* Work instructions:
An identical copy of every entry below is the required output.

(Element data from apps and pages)
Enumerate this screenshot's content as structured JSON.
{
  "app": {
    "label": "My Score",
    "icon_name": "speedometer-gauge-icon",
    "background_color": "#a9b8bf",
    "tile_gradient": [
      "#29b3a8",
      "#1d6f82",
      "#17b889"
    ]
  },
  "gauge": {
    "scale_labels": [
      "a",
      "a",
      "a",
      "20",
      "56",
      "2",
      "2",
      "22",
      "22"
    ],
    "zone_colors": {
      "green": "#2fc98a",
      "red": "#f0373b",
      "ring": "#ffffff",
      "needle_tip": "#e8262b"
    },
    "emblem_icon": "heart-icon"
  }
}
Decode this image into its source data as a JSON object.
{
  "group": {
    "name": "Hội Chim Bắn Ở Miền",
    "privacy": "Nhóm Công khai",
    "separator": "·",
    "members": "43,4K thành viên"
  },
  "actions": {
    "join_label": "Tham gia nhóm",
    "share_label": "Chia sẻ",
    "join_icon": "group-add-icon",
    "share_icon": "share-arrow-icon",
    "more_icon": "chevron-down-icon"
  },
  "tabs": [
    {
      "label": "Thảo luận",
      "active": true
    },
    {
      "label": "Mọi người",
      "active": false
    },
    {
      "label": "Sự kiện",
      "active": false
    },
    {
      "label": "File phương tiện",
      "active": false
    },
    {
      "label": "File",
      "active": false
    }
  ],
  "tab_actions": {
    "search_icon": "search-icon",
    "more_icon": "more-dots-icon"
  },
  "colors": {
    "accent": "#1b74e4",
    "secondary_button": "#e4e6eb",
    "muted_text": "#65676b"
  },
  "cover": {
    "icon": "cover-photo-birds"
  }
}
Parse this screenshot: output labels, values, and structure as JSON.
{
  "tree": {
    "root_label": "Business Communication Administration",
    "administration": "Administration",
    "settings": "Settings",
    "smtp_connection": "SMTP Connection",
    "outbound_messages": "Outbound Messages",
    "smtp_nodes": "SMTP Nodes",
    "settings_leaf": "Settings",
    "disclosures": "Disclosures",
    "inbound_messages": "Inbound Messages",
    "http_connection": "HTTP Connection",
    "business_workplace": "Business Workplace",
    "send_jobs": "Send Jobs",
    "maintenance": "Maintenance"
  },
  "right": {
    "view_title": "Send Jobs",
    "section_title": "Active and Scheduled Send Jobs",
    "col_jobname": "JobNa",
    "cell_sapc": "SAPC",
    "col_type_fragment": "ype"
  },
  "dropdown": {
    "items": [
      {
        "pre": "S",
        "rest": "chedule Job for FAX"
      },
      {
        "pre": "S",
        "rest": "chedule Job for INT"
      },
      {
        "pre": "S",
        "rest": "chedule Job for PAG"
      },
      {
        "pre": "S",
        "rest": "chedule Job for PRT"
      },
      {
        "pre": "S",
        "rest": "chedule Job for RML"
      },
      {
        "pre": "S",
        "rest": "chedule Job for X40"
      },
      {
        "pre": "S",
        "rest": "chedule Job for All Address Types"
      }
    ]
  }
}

* Solution for this exercise:
Enumerate this screenshot's content as structured JSON.
{
  "app": {
    "label": "My Score",
    "icon_name": "speedometer-gauge-icon",
    "background_color": "#a9b8bf",
    "tile_gradient": [
      "#29b3a8",
      "#1d6f82",
      "#17b889"
    ]
  },
  "gauge": {
    "scale_labels": [
      "a",
      "a",
      "a",
      "20",
      "56",
      "2",
      "2",
      "22",
      "22"
    ],
    "zone_colors": {
      "green": "#2fc98a",
      "red": "#f0373b",
      "ring": "#ffffff",
      "needle_tip": "#e8262b"
    },
    "emblem_icon": "heart-icon"
  }
}
Decode this image into its source data as a JSON object.
{
  "group": {
    "name": "Hội Chim Bắn Ở Miền",
    "privacy": "Nhóm Công khai",
    "separator": "·",
    "members": "43,4K thành viên"
  },
  "actions": {
    "join_label": "Tham gia nhóm",
    "share_label": "Chia sẻ",
    "join_icon": "group-add-icon",
    "share_icon": "share-arrow-icon",
    "more_icon": "chevron-down-icon"
  },
  "tabs": [
    {
      "label": "Thảo luận",
      "active": true
    },
    {
      "label": "Mọi người",
      "active": false
    },
    {
      "label": "Sự kiện",
      "active": false
    },
    {
      "label": "File phương tiện",
      "active": false
    },
    {
      "label": "File",
      "active": false
    }
  ],
  "tab_actions": {
    "search_icon": "search-icon",
    "more_icon": "more-dots-icon"
  },
  "colors": {
    "accent": "#1b74e4",
    "secondary_button": "#e4e6eb",
    "muted_text": "#65676b"
  },
  "cover": {
    "icon": "cover-photo-birds"
  }
}
Parse this screenshot: output labels, values, and structure as JSON.
{
  "tree": {
    "root_label": "Business Communication Administration",
    "administration": "Administration",
    "settings": "Settings",
    "smtp_connection": "SMTP Connection",
    "outbound_messages": "Outbound Messages",
    "smtp_nodes": "SMTP Nodes",
    "settings_leaf": "Settings",
    "disclosures": "Disclosures",
    "inbound_messages": "Inbound Messages",
    "http_connection": "HTTP Connection",
    "business_workplace": "Business Workplace",
    "send_jobs": "Send Jobs",
    "maintenance": "Maintenance"
  },
  "right": {
    "view_title": "Send Jobs",
    "section_title": "Active and Scheduled Send Jobs",
    "col_jobname": "JobNa",
    "cell_sapc": "SAPC",
    "col_type_fragment": "ype"
  },
  "dropdown": {
    "items": [
      {
        "pre": "S",
        "rest": "chedule Job for FAX"
      },
      {
        "pre": "S",
        "rest": "chedule Job for INT"
      },
      {
        "pre": "S",
        "rest": "chedule Job for PAG"
      },
      {
        "pre": "S",
        "rest": "chedule Job for PRT"
      },
      {
        "pre": "S",
        "rest": "chedule Job for RML"
      },
      {
        "pre": "S",
        "rest": "chedule Job for X40"
      },
      {
        "pre": "S",
        "rest": "chedule Job for All Address Types"
      }
    ]
  }
}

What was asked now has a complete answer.